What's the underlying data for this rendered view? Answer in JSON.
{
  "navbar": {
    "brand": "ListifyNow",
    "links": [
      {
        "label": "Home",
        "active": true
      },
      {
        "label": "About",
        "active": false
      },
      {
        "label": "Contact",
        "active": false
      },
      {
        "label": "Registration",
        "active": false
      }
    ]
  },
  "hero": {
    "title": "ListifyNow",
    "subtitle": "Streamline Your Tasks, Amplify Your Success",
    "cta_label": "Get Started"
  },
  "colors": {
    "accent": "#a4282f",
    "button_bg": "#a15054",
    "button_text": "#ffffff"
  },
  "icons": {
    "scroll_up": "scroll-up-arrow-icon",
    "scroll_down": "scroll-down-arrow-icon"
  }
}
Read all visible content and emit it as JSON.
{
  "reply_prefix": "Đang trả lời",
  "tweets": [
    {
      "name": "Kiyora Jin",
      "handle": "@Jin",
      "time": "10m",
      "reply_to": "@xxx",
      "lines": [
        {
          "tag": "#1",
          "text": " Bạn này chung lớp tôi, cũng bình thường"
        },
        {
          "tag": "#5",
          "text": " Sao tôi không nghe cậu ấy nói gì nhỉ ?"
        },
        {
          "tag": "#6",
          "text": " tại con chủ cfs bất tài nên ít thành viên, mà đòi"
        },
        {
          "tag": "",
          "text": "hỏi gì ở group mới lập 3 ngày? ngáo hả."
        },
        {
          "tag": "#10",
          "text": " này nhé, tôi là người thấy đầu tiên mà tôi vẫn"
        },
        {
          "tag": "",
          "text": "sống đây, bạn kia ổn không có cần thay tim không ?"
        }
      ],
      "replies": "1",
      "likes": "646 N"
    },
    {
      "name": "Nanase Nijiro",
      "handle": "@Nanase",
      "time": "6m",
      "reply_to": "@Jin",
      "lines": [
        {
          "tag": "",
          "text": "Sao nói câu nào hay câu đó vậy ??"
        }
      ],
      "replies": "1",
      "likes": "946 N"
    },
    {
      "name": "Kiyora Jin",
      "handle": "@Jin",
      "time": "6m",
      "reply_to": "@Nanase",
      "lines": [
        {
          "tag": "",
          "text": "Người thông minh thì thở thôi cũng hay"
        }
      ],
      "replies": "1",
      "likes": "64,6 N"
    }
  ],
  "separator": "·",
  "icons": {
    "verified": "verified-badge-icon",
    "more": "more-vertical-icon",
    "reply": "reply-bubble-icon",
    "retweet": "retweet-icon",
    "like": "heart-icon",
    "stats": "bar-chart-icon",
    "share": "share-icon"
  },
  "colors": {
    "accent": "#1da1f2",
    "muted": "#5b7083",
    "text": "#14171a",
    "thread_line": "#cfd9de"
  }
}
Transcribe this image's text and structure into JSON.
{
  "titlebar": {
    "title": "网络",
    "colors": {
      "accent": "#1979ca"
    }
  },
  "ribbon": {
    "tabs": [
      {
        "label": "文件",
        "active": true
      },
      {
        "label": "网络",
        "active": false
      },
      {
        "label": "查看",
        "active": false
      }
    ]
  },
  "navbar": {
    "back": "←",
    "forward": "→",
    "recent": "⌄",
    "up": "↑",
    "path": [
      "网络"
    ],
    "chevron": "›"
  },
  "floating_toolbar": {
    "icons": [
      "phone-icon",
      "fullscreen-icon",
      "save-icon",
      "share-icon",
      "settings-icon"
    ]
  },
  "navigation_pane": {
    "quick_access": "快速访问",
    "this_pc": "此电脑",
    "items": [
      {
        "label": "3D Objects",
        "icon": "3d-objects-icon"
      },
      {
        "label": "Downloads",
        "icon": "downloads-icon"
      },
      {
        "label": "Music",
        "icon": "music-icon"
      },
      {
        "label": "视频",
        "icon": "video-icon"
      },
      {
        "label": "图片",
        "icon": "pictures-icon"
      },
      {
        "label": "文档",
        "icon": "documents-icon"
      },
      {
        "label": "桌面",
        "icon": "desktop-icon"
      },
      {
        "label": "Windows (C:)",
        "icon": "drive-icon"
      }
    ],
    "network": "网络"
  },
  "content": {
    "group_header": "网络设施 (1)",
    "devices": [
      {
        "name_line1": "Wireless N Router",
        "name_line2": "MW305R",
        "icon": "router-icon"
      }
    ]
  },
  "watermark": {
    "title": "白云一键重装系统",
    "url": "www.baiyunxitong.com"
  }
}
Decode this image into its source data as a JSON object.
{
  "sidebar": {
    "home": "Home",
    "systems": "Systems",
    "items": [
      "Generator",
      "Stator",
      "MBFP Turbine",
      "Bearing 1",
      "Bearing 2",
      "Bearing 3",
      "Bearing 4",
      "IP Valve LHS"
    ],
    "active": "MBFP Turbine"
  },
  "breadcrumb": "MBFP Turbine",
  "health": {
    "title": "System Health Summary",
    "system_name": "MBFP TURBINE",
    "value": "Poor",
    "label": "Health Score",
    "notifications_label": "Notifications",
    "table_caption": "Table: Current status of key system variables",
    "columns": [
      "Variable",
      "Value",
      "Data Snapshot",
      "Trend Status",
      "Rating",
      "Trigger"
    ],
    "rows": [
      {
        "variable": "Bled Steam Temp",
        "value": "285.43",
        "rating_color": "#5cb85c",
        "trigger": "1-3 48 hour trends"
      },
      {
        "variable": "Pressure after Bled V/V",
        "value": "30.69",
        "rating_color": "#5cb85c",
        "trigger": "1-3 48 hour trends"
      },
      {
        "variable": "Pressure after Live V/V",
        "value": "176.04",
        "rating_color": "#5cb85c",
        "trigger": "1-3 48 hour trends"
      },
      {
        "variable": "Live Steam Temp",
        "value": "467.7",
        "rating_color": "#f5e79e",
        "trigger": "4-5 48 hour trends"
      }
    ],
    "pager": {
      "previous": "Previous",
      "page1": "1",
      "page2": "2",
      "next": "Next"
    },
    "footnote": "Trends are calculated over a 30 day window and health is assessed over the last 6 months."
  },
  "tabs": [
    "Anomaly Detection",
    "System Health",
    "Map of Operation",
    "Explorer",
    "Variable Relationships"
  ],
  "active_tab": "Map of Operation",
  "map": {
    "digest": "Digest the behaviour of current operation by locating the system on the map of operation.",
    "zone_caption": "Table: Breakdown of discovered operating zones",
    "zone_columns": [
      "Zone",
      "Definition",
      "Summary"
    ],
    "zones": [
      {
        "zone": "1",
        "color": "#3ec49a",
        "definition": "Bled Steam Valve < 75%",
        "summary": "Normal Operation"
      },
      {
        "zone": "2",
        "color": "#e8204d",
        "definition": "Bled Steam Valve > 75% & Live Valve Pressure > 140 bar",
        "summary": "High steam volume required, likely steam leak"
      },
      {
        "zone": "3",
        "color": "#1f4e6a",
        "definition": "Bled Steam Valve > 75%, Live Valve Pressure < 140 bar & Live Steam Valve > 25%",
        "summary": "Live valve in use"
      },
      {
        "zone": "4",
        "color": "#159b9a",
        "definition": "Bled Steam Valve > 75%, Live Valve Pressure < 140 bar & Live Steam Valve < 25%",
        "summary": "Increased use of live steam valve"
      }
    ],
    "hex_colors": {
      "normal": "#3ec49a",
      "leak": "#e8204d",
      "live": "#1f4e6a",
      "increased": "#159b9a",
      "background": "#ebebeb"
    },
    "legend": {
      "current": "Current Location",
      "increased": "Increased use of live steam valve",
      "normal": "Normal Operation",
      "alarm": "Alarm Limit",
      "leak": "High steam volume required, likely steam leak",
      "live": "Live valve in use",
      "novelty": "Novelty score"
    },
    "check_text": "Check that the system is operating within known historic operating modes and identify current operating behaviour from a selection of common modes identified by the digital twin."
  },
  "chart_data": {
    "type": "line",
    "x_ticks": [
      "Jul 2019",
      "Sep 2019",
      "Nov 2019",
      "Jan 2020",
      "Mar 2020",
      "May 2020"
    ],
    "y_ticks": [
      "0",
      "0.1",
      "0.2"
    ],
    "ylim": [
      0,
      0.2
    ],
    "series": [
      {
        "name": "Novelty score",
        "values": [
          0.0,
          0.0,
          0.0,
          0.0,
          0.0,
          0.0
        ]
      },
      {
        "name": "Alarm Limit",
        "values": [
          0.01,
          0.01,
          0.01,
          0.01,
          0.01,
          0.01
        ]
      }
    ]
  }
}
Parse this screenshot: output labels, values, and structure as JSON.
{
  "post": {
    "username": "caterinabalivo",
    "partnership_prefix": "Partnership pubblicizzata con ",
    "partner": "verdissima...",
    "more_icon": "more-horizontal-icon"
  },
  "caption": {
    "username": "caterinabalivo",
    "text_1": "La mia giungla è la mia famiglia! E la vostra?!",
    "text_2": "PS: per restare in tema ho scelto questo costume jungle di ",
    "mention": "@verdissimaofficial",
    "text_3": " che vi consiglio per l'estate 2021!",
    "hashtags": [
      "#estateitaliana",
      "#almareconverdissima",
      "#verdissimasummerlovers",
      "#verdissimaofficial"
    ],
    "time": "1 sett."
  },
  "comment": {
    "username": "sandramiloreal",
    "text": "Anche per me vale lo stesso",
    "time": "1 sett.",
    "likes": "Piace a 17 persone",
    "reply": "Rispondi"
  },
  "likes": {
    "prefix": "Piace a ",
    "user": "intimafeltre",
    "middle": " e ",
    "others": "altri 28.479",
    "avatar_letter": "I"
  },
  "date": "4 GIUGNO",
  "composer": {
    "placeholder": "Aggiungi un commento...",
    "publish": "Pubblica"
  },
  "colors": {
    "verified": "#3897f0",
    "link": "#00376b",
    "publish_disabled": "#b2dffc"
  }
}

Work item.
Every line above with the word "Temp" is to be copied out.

Reply to the task.
        "variable": "Bled Steam Temp",
        "variable": "Live Steam Temp",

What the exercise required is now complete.